■ Supplied material:
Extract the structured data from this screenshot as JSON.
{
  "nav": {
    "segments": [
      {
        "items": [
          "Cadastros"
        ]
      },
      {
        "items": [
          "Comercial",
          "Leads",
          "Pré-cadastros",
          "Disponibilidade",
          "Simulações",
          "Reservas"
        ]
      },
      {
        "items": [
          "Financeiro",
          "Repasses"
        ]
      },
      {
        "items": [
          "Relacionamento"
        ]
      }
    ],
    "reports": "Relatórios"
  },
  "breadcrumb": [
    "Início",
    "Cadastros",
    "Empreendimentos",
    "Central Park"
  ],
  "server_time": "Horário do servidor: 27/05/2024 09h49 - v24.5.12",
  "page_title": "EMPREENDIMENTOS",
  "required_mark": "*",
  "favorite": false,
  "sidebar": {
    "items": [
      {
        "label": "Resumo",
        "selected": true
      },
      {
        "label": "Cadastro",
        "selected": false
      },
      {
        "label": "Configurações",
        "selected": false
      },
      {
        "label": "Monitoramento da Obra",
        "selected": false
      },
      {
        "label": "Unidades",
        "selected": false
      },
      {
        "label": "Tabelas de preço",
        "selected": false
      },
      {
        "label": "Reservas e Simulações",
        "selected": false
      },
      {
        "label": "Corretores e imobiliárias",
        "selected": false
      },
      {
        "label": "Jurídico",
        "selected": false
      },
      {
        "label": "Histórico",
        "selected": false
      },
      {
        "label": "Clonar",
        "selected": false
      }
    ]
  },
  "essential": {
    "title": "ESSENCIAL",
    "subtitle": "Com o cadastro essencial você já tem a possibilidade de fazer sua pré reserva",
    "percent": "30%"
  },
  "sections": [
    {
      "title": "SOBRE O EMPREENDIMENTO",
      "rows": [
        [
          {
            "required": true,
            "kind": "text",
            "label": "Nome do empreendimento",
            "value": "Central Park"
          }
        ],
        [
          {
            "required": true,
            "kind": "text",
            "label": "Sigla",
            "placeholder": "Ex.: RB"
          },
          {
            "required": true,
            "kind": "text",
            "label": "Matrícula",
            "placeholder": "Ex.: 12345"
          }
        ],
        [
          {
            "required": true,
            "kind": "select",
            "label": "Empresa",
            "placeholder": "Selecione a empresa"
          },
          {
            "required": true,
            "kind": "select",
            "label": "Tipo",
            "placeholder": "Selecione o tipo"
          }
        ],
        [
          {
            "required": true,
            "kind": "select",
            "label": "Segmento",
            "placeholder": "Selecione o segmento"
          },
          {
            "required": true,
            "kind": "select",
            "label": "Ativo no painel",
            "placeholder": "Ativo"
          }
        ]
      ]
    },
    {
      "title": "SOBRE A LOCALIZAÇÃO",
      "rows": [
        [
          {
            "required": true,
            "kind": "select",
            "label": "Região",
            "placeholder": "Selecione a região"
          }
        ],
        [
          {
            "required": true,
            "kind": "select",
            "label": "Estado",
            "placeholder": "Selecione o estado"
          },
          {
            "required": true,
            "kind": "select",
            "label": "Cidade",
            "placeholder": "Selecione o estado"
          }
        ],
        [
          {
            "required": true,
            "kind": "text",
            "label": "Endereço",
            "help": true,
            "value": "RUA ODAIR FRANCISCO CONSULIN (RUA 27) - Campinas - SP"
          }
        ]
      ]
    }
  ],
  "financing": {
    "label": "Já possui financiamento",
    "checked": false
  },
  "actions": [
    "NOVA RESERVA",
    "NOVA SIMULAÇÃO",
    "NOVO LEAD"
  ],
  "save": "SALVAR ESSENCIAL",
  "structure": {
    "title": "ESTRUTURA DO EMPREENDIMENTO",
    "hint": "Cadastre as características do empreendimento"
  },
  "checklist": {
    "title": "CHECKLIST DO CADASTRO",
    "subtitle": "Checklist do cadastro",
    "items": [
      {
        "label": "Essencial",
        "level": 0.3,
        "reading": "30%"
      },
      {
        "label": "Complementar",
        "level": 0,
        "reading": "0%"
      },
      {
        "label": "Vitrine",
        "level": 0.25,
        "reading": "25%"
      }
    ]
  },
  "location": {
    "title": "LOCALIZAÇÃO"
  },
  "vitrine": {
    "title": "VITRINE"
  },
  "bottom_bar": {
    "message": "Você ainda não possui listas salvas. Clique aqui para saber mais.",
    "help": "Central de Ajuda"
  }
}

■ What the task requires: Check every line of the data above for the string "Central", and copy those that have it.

■ Output for this task:
    "Central Park"
            "value": "Central Park"
    "help": "Central de Ajuda"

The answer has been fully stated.